Authored by Andrew Cross, Kari Larsen, and Anna Smith-Sandy
On March 18, 2020, the U.S. Commodity Futures Trading Commission (“CFTC”) Office of Customer Education and Outreach (“OCEO”) published a Customer Advisory warning market participants away from potential fraudulent schemes that may arise to take advantage of market volatility related to COVID-19.
In a related Press Release, CFTC Chief Communications Officer and Director of Public Affairs Michael Short stated, “[d]uring this period of market volatility, we want to ensure the public has important information to help detect and stop fraud”.
The Advisory warns consumers to be aware of biases and emotions that may affect trading decisions. When influenced by bias and emotions, market participants may find it difficult to see when a situation is “too good to be true.”
In addition, amongst other helpful information, the Advisory highlighted common tactics that should raise red flags for market participants, which include the following:
• Oversized returns, i.e., “[t]he promise of big money is often paired with guarantees or promises of little or no risk.”
• Urgency, i.e., being pressured to act now and before market conditions change. The Advisory explains, “[p]ressure to act quickly should signal you to tap the brakes. Verify what you’re told. Get it in writing. And, get opinions from others you trust.”
• Vague Credentials, i.e., “vague, unverifiable credentials such as ‘hedge fund genius,’ ‘trading legend,’ or ‘advisor to the biggest firms on Wall Street.’” Customers should always check an individual’s registration status with the CFTC or other regulators at cftc.gov/check.
• Testimonials, i.e., displays of customer reviews or happy customer statements showing hefty returns. The Advisory explains, “[t]hese are also intended to gain your confidence by confirming other ‘real’ people are doing this and succeeding, so it must be okay.”
• Reciprocity, i.e., offering something like a free gift, book, or other promise in exchange for an email address. The Advisory cautions that once fraudsters have this information, the “offers and asks get bigger and more frequent—until victims are bled dry.”
The OCEO is encouraging customers and other individuals to report suspicious activities or information, such as possible violations of commodity trading laws, to the CFTC Division of Enforcement via a toll-free hotline 866-FON-CFTC (866-366-2382) or file a tip or complaint online.
Additionally, customers may visit the CFTC coronavirus webpage for additional information.
Good day.
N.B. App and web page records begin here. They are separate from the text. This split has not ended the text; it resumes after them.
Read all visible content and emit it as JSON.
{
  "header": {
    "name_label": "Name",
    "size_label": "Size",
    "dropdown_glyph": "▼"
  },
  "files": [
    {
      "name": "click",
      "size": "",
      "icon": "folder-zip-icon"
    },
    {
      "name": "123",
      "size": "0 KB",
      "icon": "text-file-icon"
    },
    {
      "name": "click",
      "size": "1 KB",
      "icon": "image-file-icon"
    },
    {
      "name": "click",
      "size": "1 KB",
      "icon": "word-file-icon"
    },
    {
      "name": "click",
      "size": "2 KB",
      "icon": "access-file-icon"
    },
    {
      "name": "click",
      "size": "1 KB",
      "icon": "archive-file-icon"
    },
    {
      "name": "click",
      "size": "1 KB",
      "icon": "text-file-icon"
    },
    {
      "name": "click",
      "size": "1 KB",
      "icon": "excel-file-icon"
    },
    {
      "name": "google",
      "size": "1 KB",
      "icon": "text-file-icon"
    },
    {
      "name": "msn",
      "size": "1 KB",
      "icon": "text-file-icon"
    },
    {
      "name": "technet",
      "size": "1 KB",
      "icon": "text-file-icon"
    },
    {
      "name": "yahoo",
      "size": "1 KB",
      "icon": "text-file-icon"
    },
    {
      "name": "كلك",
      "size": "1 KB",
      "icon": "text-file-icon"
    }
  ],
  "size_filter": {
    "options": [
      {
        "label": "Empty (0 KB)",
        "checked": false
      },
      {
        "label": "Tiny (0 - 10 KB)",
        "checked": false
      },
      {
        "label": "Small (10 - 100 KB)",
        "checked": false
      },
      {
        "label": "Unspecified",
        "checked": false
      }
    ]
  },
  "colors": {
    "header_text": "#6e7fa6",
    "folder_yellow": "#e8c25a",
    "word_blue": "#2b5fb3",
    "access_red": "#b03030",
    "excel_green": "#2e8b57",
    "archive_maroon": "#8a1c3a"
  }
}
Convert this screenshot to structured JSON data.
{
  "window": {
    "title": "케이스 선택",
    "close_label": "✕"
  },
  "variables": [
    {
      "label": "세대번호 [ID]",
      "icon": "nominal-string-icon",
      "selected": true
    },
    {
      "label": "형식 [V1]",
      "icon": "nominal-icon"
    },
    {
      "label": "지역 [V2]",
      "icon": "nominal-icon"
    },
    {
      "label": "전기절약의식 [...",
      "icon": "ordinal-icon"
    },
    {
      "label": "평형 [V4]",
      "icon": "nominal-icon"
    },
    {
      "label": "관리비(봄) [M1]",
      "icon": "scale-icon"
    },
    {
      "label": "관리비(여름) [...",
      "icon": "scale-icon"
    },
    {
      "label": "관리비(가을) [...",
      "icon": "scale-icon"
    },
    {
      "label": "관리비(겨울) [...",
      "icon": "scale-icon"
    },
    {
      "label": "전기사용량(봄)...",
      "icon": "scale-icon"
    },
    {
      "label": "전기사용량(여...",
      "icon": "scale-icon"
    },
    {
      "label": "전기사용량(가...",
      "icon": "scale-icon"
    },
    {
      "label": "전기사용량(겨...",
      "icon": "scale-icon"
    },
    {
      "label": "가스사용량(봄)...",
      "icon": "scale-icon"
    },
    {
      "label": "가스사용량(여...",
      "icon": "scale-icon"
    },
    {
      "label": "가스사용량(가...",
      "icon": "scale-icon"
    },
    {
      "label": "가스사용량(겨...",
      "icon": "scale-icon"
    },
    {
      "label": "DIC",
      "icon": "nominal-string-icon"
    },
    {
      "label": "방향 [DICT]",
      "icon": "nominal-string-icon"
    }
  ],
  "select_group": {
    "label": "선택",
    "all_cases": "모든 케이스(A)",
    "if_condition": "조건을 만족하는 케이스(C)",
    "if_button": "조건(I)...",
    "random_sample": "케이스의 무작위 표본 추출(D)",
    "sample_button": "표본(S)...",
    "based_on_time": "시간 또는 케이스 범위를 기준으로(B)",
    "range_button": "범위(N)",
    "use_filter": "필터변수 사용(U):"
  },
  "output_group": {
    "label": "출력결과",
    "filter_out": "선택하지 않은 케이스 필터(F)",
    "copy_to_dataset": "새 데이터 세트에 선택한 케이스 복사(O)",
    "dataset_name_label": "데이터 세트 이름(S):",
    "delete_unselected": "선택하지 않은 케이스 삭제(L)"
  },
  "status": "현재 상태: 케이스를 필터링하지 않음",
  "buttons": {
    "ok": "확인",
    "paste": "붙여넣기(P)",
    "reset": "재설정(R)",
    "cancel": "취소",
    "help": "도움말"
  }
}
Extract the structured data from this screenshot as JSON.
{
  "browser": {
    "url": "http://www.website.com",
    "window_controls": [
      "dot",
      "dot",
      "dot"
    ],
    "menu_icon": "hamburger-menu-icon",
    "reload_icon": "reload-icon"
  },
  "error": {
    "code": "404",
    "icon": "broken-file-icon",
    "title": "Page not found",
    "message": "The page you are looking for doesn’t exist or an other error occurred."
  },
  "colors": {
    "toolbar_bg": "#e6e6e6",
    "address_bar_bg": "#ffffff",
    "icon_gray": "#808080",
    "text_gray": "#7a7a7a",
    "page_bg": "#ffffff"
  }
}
Good to always be vigilant, especially in times of market volatility. DR2